(Data records for software interfaces)

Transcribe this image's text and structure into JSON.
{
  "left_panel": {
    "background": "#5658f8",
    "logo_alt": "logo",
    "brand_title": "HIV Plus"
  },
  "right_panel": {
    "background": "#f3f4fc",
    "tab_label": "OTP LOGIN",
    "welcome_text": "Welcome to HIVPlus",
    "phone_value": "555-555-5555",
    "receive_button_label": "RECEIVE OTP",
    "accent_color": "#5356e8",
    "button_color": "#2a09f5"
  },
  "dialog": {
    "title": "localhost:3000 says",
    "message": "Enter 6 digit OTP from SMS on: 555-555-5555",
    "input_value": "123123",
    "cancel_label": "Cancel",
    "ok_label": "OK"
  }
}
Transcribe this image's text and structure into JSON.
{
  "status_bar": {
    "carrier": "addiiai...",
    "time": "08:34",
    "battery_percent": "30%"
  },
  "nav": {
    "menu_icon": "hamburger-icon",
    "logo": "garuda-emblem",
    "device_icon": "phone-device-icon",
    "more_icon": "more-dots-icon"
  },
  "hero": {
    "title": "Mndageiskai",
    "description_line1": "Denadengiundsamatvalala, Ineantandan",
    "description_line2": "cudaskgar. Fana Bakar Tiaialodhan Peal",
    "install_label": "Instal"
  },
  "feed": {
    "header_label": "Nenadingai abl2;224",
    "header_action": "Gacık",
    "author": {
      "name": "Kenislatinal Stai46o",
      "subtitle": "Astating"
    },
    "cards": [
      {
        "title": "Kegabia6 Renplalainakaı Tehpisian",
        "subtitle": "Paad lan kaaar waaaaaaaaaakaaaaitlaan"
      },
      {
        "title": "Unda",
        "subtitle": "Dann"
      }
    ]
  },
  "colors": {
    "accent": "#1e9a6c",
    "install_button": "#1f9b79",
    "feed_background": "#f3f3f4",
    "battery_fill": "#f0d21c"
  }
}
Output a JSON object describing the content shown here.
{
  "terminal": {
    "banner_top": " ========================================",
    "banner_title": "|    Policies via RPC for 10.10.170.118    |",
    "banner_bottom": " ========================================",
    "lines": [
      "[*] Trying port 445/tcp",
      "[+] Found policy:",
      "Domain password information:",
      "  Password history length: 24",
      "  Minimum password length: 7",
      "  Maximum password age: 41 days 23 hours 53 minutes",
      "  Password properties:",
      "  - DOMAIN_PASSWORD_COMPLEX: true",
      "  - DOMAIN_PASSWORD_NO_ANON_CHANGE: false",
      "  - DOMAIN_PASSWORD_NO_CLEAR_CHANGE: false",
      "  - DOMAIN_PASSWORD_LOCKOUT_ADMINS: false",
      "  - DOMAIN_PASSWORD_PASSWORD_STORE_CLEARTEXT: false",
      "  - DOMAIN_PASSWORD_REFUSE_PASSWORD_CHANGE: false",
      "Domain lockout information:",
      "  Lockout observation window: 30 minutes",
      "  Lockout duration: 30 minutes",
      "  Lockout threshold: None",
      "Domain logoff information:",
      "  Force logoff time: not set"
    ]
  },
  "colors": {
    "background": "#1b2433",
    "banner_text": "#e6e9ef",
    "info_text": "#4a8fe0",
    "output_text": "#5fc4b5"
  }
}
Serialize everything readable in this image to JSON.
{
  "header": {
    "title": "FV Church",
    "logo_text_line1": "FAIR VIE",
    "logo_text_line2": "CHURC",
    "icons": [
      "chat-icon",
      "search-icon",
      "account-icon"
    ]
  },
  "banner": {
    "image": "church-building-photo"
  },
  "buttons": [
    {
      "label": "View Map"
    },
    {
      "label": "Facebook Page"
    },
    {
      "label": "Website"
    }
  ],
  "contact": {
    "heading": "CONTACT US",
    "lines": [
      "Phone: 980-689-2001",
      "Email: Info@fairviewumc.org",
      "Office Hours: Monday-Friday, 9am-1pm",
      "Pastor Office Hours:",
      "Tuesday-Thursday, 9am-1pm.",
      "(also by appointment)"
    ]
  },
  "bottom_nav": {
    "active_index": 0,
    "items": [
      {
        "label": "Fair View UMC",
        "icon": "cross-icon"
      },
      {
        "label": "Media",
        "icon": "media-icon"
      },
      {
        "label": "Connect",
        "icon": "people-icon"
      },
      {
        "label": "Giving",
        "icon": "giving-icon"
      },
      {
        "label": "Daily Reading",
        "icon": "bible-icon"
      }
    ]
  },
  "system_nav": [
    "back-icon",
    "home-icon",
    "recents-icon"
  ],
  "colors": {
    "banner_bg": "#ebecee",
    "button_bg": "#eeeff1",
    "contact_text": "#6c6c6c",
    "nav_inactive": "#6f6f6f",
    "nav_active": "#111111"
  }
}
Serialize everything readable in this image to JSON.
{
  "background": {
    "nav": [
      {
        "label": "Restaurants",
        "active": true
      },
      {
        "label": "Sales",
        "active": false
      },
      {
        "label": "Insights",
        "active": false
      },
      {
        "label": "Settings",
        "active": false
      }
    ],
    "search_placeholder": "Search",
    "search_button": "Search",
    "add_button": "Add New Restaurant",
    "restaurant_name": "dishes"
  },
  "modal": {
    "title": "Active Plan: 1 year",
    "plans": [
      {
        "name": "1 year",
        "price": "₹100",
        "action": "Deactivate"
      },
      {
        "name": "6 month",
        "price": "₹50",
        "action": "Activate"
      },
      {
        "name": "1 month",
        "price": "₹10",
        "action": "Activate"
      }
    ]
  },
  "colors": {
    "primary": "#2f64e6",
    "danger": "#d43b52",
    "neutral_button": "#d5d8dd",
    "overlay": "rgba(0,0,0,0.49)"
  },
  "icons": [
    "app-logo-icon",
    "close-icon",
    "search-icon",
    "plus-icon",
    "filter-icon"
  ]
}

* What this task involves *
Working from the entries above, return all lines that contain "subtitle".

* Problem solution *
      "subtitle": "Astating"
        "subtitle": "Paad lan kaaar waaaaaaaaaakaaaaitlaan"
        "subtitle": "Dann"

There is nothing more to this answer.